How well does a parent ever get to know the teachers that teach their child? Perhaps some more than others but for most parents they may say a couple of nice words when they pick their child up at the end of the day and have a short conversation at some school event. Very few would know what the teacher's religious beliefs are, or political leanings, or what their tempermant or personality type is. How many even know what their academic background is? I took some advice from a book I read (I forget the book) "only employ a teacher if you both trust and respect him." If you really want to apply this advice you really need to know a teacher well before you can say that you truely trust or respect them.

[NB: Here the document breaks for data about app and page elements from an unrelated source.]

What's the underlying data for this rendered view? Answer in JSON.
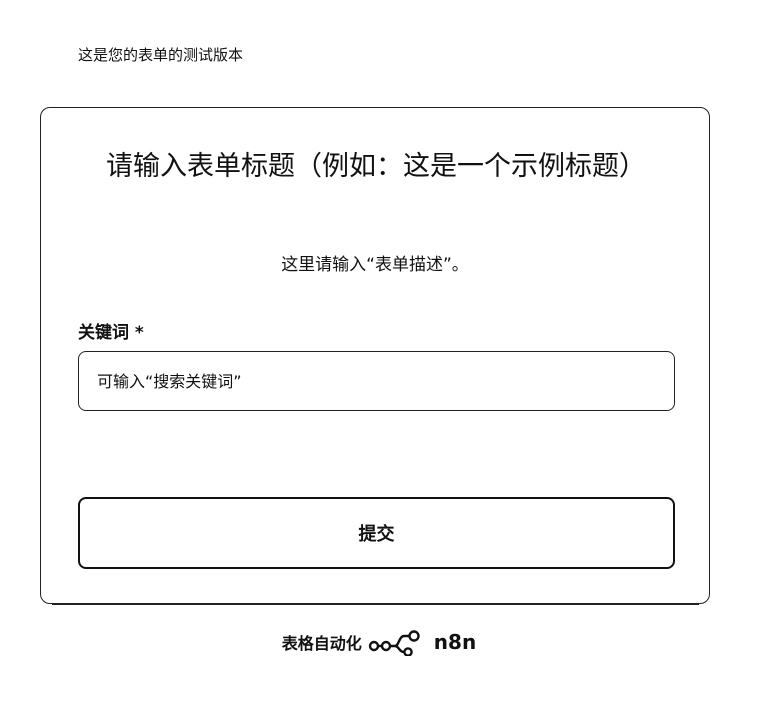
{
  "banner": {
    "text": "这是您的表单的测试版本"
  },
  "form": {
    "title": "请输入表单标题（例如：这是一个示例标题）",
    "description": "这里请输入“表单描述”。",
    "field": {
      "label": "关键词 *",
      "placeholder": "可输入“搜索关键词”",
      "value": ""
    },
    "submit_label": "提交"
  },
  "footer": {
    "text": "表格自动化",
    "brand": "n8n",
    "icon": "n8n-logo-icon"
  }
}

I had teachers that I really liked at school and also teachers that no one liked. One teacher, Mr. Caldwell taught us physics for two years after which he transferred to another school nearby where he taught my friend physics untill one class the police came and took him away in handcuffs. His home and laptop were evidentally searched and he was convicted of multiple counts of child pornography. Thinking back he was always sat at his desk in front of us with his laptop open and would often close it when one of us went to ask him a question - now we know why!
My Latin teacher was a lovely man, Mr. Morgan. Friendly and talkative he would chat with us about anything and always had time for us. He was a terrible teacher though, he had no classroom control, barely being able to keep the topic of discussion on the subject he was teaching. In our vocabulary tests many boys would leave their books open to cheat and he wouldn't ever make us close them. He read through the text book going off on tangents here and there until the bell rang.
In ancient times fathers would find the best tutor they could for their child to study under, shouldn't we be a little more discerning?
It's almost a cliche to say that different people learn in different ways, anyone who has met a real bookworm or carpenter or a mathematician can see it instantly. It's so obviously true that it's almost not worth rehashing except for the fact that the school systems still completely ignores it. The fact, that stares us all in the face poses a direct threat to the schooling system because there is no way it can offer individualized curricula without disbanding the idea of 'schooling.'
It could be done. John Taylor Gatto managed to 'mentor' his students who all followed their own individual interests, spending much time out of the classroom, out of school, completely unsupervised, the result? Gatto won New York Teacher of the Year 3 times, famously quitting in the OP ED pages of the New York Journal while still Teacher of the Year saying he was no longer willing to hurt children. During his time as a highschool teacher he raised the standard of inner city students of "ghetto schools, filled with blacks and hispanics who had never eaten off a tablecloth" enough that they were competing academically with the "Hoity-toity" schools on the upper west side.
The reason we don't do it? It certainly makes you think that perhaps schooling isn't really about academics.